Prone-rushing it descends, and with white whirl,

Save where some silent shady pool receives

Its dash; thence bursting, with collected sweep

And hollow sound, it hurries, till it falls

Foaming in that wild stream that winds below.

Dark trees, that to the mountain’s height ascend,

O’ershade with pendant boughs its massy course,

And, looking up, the eye beholds it flash

Beneath the incumbent gloom, from ledge to ledge

Shooting its silvery foam, and far within

Wreathing its curve fantastic.

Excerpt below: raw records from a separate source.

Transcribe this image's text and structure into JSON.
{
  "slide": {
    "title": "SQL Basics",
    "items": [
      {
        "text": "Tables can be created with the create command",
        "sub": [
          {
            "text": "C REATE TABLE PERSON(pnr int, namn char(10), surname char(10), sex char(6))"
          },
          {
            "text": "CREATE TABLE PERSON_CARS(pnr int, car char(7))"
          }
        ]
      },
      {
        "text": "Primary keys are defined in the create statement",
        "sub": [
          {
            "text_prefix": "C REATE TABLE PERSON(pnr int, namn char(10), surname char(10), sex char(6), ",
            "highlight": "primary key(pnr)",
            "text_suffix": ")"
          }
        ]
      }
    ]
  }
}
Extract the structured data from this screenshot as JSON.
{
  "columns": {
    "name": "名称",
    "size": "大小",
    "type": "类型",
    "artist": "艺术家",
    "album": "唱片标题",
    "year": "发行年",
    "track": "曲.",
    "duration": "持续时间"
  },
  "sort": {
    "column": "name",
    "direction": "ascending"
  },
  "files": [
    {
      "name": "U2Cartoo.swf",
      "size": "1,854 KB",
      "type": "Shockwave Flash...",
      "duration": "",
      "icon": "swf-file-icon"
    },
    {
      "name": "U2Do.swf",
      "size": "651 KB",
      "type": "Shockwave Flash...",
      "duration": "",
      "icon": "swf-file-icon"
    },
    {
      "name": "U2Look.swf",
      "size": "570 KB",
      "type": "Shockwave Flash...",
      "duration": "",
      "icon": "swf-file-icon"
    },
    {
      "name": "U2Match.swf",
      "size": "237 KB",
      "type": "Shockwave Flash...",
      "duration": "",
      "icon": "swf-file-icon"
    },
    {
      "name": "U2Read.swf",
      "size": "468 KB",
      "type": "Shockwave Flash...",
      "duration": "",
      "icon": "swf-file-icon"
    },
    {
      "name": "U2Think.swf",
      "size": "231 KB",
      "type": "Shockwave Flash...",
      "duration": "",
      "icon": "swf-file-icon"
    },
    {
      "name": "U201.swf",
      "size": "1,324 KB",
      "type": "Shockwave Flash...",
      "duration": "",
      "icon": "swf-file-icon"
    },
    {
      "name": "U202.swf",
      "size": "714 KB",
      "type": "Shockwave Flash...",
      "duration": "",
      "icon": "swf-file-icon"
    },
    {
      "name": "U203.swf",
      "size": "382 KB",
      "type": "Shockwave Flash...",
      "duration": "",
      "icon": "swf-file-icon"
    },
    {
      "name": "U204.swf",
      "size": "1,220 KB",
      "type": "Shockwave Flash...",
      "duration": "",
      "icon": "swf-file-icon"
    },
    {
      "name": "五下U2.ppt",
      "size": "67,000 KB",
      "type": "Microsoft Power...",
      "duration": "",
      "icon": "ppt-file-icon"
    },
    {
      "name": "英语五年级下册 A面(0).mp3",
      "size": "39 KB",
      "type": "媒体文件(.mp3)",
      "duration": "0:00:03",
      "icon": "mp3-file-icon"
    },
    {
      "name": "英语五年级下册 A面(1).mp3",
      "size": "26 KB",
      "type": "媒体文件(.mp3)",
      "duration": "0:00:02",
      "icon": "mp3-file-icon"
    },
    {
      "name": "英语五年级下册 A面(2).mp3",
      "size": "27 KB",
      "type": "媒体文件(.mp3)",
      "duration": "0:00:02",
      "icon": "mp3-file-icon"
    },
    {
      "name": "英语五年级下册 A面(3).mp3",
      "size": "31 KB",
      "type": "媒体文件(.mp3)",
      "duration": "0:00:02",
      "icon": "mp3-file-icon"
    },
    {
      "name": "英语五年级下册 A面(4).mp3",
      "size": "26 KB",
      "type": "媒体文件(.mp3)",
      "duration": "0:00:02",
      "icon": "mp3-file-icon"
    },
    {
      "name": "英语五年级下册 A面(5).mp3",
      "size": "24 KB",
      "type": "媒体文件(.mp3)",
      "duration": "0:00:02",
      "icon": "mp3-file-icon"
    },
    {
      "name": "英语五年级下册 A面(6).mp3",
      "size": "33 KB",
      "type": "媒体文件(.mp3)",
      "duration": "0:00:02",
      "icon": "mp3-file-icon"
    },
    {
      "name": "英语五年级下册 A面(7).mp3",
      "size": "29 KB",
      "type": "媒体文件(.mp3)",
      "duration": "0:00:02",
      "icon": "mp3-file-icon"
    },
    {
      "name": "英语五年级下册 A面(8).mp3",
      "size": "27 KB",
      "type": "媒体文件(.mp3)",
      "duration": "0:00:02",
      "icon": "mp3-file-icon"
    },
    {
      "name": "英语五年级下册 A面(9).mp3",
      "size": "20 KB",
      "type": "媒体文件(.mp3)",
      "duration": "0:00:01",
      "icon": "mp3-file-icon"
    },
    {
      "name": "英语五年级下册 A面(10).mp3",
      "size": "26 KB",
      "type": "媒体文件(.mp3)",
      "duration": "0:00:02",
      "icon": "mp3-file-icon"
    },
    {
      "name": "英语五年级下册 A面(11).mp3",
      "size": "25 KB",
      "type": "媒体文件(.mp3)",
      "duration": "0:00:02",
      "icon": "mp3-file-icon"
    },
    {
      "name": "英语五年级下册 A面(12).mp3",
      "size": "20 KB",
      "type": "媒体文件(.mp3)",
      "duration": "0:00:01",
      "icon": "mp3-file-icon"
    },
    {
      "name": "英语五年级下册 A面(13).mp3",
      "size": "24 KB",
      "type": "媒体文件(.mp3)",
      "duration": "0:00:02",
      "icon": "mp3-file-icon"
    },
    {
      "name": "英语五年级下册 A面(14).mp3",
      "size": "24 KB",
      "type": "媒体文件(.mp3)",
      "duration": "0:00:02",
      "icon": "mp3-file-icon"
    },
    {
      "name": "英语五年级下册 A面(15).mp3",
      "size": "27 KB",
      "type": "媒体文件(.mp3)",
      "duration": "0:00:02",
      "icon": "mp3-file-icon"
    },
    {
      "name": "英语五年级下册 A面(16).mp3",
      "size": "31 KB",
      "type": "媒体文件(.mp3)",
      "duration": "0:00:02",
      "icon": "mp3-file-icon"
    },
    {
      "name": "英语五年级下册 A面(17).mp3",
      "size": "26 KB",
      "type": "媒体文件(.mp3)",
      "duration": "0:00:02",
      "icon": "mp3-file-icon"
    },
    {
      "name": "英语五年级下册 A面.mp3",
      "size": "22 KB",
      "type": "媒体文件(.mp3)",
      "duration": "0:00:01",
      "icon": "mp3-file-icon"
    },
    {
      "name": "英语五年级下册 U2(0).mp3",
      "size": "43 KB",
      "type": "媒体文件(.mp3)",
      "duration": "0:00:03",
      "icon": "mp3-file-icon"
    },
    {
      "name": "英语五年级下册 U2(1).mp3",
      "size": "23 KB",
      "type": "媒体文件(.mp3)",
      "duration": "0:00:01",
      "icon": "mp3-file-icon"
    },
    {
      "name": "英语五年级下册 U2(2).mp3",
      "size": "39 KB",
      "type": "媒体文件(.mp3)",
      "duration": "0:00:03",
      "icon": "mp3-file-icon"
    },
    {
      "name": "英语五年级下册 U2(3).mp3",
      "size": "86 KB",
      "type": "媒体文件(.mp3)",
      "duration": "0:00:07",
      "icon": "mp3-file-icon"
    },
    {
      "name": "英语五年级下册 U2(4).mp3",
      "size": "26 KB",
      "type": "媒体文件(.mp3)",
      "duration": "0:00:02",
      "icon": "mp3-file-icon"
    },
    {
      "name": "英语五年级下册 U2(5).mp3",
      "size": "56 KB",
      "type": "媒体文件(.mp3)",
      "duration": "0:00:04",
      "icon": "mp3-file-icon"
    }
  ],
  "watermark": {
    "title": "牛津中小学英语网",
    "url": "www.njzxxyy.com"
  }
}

If the harp

Of deep poetic inspiration, struck

At times by the pale minstrel, whilst a strange

And beauteous light filled his uplifted eye,

Hath ever sounded into mortal ears,

Here I might think I heard its tones, and saw

Sublime amidst the solitary scene,

With dimly gleaming harp, and snowy stole,

And cheek in momentary frenzy flushed,

The great musician stand.


And now a little onward, where the way

Ascends above the oaks that far below

Shade the rude steep, let Contemplation lead

Our footsteps; from this shady eminence

’T is pleasant and yet fearful to look down

Upon the river roaring, and far off

To see it stretch in peace, and mark the rocks,

One after one, in solemn majesty

Unfolding their wild reaches; here with wood

Mantled, beyond abrupt and bare, and each

As if it strove with emulous disdain

To tower in ruder, darker amplitude.

Pause, ere we enter the long craggy vale;

It seems the abode of solitude. So high

The rock’s bleak summit frowns above our head,

Looking immediate down, we almost fear

Lest some enormous fragment should descend

With hideous sweep into the vale, and crush

The intruding visitant. No sound is here,

Save of the stream that shrills, and now and then

A cry as of faint wailing, when the kite

Comes sailing o’er the crags, or straggling lamb

Bleats for its mother.


Scenes of retired sublimity, that fill

With fearful ecstasy and holy trance

The passing mind! we leave your awful gloom,

And lo! the footway plank, that leads across

The narrow torrent, foaming through the chasm

Below; the rugged stones are washed and worn

Into a thousand shapes, and hollows scooped

By long attrition of the ceaseless surge,

Smooth, deep, and polished as the marble urn,

In their hard forms. Here let us sit, and watch

The struggling current burst its headlong way,

Hearing the noise it makes, and musing much

On the strange chances of this nether world.

How many ages must have swept to dust

The still succeeding multitudes that “fret

Their little hour” upon this restless scene,

Or ere the sweeping waters could have cut

The solid rock so deep! As now its roar

Comes hollow from below, methinks we hear

The noise of generations as they pass,

O’er the frail arch of earthly vanity,

To silence and oblivion. The loud coil

Ne’er ceases; as the remaining river sounds

From age to age, though each particular wave

That made its brief noise as we hurried on,

Even whilst we speak, is past, and heard no more;

So ever to the ear of Heaven ascends

The long, loud murmur of the rolling globe;

Its strifes, its toils, its sighs, its shouts, the same!